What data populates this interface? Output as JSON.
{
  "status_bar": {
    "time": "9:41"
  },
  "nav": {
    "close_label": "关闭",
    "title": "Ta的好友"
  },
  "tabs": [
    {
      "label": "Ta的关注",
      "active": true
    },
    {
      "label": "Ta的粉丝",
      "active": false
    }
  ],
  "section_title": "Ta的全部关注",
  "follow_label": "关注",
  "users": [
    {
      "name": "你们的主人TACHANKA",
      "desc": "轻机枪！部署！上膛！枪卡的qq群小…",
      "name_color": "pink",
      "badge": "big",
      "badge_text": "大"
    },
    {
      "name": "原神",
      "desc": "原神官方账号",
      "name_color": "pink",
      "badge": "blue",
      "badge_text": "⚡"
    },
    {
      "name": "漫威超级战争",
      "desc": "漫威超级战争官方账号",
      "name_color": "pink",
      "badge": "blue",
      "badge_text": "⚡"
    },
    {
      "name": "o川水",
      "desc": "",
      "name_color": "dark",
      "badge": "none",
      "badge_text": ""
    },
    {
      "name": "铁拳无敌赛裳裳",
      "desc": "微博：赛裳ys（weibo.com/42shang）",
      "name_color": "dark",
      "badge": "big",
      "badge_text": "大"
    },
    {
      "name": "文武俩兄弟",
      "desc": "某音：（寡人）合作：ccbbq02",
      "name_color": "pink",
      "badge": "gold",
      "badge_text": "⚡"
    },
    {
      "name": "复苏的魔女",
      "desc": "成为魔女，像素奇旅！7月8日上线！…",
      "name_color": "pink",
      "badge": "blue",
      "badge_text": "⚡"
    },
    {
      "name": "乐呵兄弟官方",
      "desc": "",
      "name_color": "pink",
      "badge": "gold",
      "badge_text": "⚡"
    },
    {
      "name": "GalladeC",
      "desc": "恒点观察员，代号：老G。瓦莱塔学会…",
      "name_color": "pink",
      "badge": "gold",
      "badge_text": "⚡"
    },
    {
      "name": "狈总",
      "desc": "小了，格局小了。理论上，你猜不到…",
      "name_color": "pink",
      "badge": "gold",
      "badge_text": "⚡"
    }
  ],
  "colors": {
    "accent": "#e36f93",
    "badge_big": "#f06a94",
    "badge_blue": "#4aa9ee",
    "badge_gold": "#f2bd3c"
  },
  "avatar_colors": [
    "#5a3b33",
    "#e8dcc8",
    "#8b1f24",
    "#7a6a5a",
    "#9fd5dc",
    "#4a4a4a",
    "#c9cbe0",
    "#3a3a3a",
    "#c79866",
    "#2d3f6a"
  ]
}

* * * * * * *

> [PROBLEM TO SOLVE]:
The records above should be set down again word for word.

> [RESULT]:
What data populates this interface? Output as JSON.
{
  "status_bar": {
    "time": "9:41"
  },
  "nav": {
    "close_label": "关闭",
    "title": "Ta的好友"
  },
  "tabs": [
    {
      "label": "Ta的关注",
      "active": true
    },
    {
      "label": "Ta的粉丝",
      "active": false
    }
  ],
  "section_title": "Ta的全部关注",
  "follow_label": "关注",
  "users": [
    {
      "name": "你们的主人TACHANKA",
      "desc": "轻机枪！部署！上膛！枪卡的qq群小…",
      "name_color": "pink",
      "badge": "big",
      "badge_text": "大"
    },
    {
      "name": "原神",
      "desc": "原神官方账号",
      "name_color": "pink",
      "badge": "blue",
      "badge_text": "⚡"
    },
    {
      "name": "漫威超级战争",
      "desc": "漫威超级战争官方账号",
      "name_color": "pink",
      "badge": "blue",
      "badge_text": "⚡"
    },
    {
      "name": "o川水",
      "desc": "",
      "name_color": "dark",
      "badge": "none",
      "badge_text": ""
    },
    {
      "name": "铁拳无敌赛裳裳",
      "desc": "微博：赛裳ys（weibo.com/42shang）",
      "name_color": "dark",
      "badge": "big",
      "badge_text": "大"
    },
    {
      "name": "文武俩兄弟",
      "desc": "某音：（寡人）合作：ccbbq02",
      "name_color": "pink",
      "badge": "gold",
      "badge_text": "⚡"
    },
    {
      "name": "复苏的魔女",
      "desc": "成为魔女，像素奇旅！7月8日上线！…",
      "name_color": "pink",
      "badge": "blue",
      "badge_text": "⚡"
    },
    {
      "name": "乐呵兄弟官方",
      "desc": "",
      "name_color": "pink",
      "badge": "gold",
      "badge_text": "⚡"
    },
    {
      "name": "GalladeC",
      "desc": "恒点观察员，代号：老G。瓦莱塔学会…",
      "name_color": "pink",
      "badge": "gold",
      "badge_text": "⚡"
    },
    {
      "name": "狈总",
      "desc": "小了，格局小了。理论上，你猜不到…",
      "name_color": "pink",
      "badge": "gold",
      "badge_text": "⚡"
    }
  ],
  "colors": {
    "accent": "#e36f93",
    "badge_big": "#f06a94",
    "badge_blue": "#4aa9ee",
    "badge_gold": "#f2bd3c"
  },
  "avatar_colors": [
    "#5a3b33",
    "#e8dcc8",
    "#8b1f24",
    "#7a6a5a",
    "#9fd5dc",
    "#4a4a4a",
    "#c9cbe0",
    "#3a3a3a",
    "#c79866",
    "#2d3f6a"
  ]
}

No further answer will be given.